links for 2008-02-15

Photos from 18th Annual Tibet House Benefit Great photos by Kathryn Yu from a fantastic concert including Sufjan Stevens, Ray Davies, Tom Verlaine, Band of Horses, Nawang Khechog, monks from the Drepung Gomang monastery, Philip Glass, Phamie Gow, Ashley MacIsaac, and Marisa Monte (tags: concert photos tibethouse) Choose from over 180,000 new releases and classics to rent online! – BookSwim.com This looks like Netflix for books. Online book rental library club lending paperbacks and hardcovers directly without need to purchase. Free shipping both ways, read as long as you want. Purchase and keep ones you love.
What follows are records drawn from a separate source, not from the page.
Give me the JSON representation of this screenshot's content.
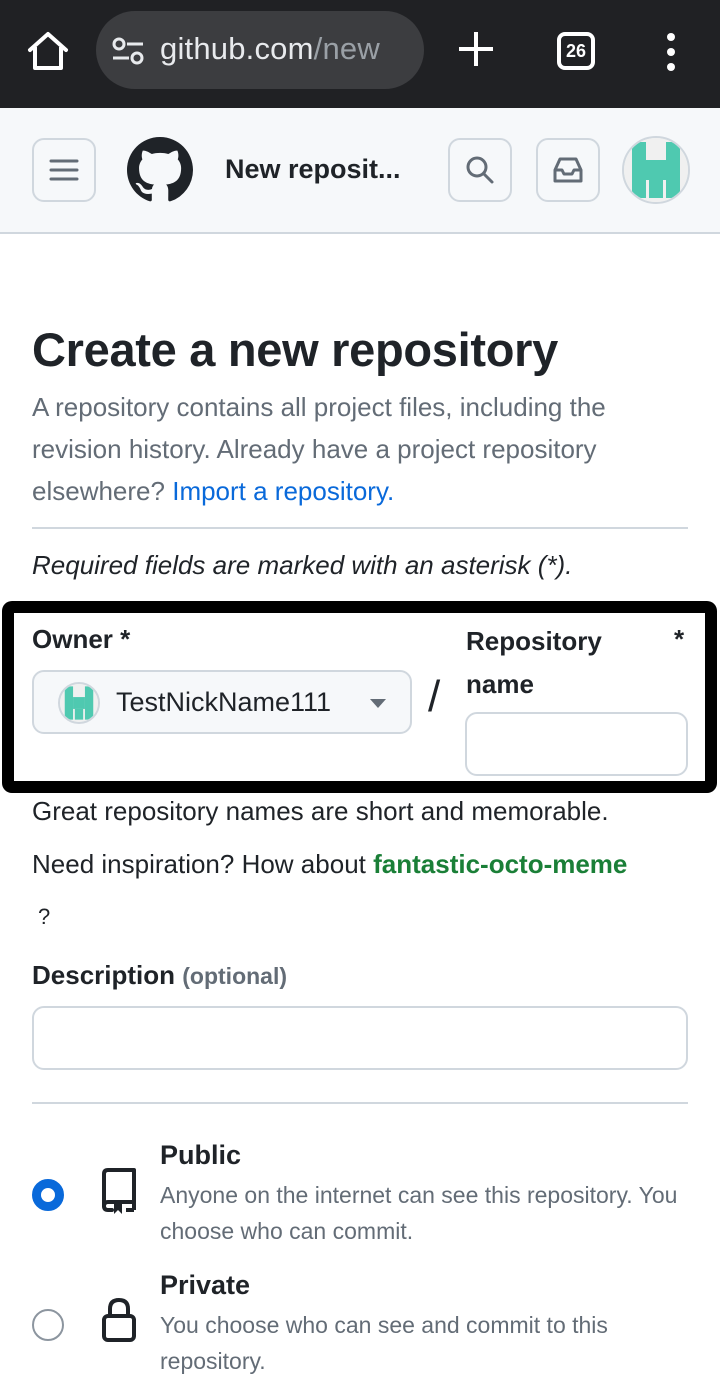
{
  "browser": {
    "url_host": "github.com",
    "url_path": "/new",
    "tab_count": "26"
  },
  "header": {
    "title": "New reposit..."
  },
  "main": {
    "heading": "Create a new repository",
    "intro_text": "A repository contains all project files, including the revision history. Already have a project repository elsewhere?",
    "import_link": "Import a repository.",
    "required_note": "Required fields are marked with an asterisk (*).",
    "owner_label": "Owner *",
    "owner_value": "TestNickName111",
    "slash": "/",
    "repo_name_label": "Repository name",
    "repo_name_asterisk": "*",
    "repo_name_value": "",
    "hint_short": "Great repository names are short and memorable.",
    "hint_inspiration_prefix": "Need inspiration? How about",
    "hint_suggestion": "fantastic-octo-meme",
    "hint_suffix": "?",
    "description_label": "Description",
    "description_optional": "(optional)",
    "description_value": "",
    "visibility": [
      {
        "title": "Public",
        "description": "Anyone on the internet can see this repository. You choose who can commit.",
        "selected": true,
        "icon": "repo-icon"
      },
      {
        "title": "Private",
        "description": "You choose who can see and commit to this repository.",
        "selected": false,
        "icon": "lock-icon"
      }
    ]
  },
  "colors": {
    "link": "#0969da",
    "suggestion": "#1a7f37",
    "avatar": "#4fc9b0"
  }
}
Looks good for my art book habit… (tags: rent service books book library booksellers)

links for 2008-02-12: connect the dots la la la la

Todays links are about freedom of communication across the globe — from kids posting video in Uruguay to people coming together to create free wifi networks in sydney, australia and wellington, new zealand. Valentines greetings from scientists. Robotic insects. Social networking’s ad revolution. Pixish, a new kind of marketplace for photography.

Kenro Izu: Bhutan: The Sacred Within

Kenro Izu, “Druk #131”, Taksang Monastery, Paro, Bhutan 2003 Kenro Izu: Bhutan, the Sacred Within November 2, 2007–February 18, 2008 Rubin Museum of Art 150 West 17th Street, New York, NY 10011 What a treat to hear Kenro Izu talk with Owen Flanagan at the Rubin Museum of Art in conjunction with the opening of his exhibition of photographs, “Bhutan: The Sacred Within.” Kenro Izu’s been exploring and photographing sacred sites both natural and manmade for decades. To look at his landscapes of sacred places around the world is to enter them; you can almost smell and taste the air inside the image. In “The Sacred Within,” he turns his lens to the essential element that makes a place sacred: the people that revere it and hold it in their hearts. Out of all the places he has photographed, Bhutan has especially captivated him, drawing him back six times over six years. Izu writes in the introduction to his accompanying book, Bhutan, “Traveling many years, I have not yet seen a place as peaceful as …

links for 2007-11-01: Looking at Things Differently

Eye-Fi Wireless Camera 2GB SD Memory Card This is brilliant – a 2GB SD card for your camera that automagically uploads images to flickr (and many more services) when on a wifi network. (Thanks Photojojo!) (tags: photography wifi wireless camera cool gadgets flickr mobile photo technology) Undercover Jun Takashi’s Brain Bag Definitely my it-bag for fall. (Thanks, Coolhunting!) (tags: brain handbag tactile squishy purse bag wool fashion) Video: Steven Heller on “Potus Typographicus” You can tell a lot about a government by its typography and graphic design… This wonderful video features Steven Heller analyzing George W’s typographic legacy. (tags: government georgew potus typographicus typography graphicdesign design communications)

Feel the Numbers with Chris Jordan

Chris Jordan’s concerned that we can’t feel statistics. Our brains aren’t hardwired to deal with high numbers. If we’re going to make radical changes, we have to fall in love, or feel angry enough to do something. His art translates raw data and numbers to the visual language of feeling to help people shift from self-centered consumers to compassionate, connected members of society. Jordan takes digital images and composts them to create massive digital prints that manifest these previously inconceivable statistics. I’ve been admiring his images online for a while, but was fascinated by the power of his detailed prints in person. If you have the opportunity to see an exhibition, seize it. Below are a few images from his latest Running the Numbers series. Detail at actual size from “Jet Trails” 2007, 60″ x 96″ depicting 11,000 jet trails, equal to the number of commercial flights in US every eight hours. Chris took digital images of planes flying overhead, then composted them together. He originally intended to display the number of commercial flights in …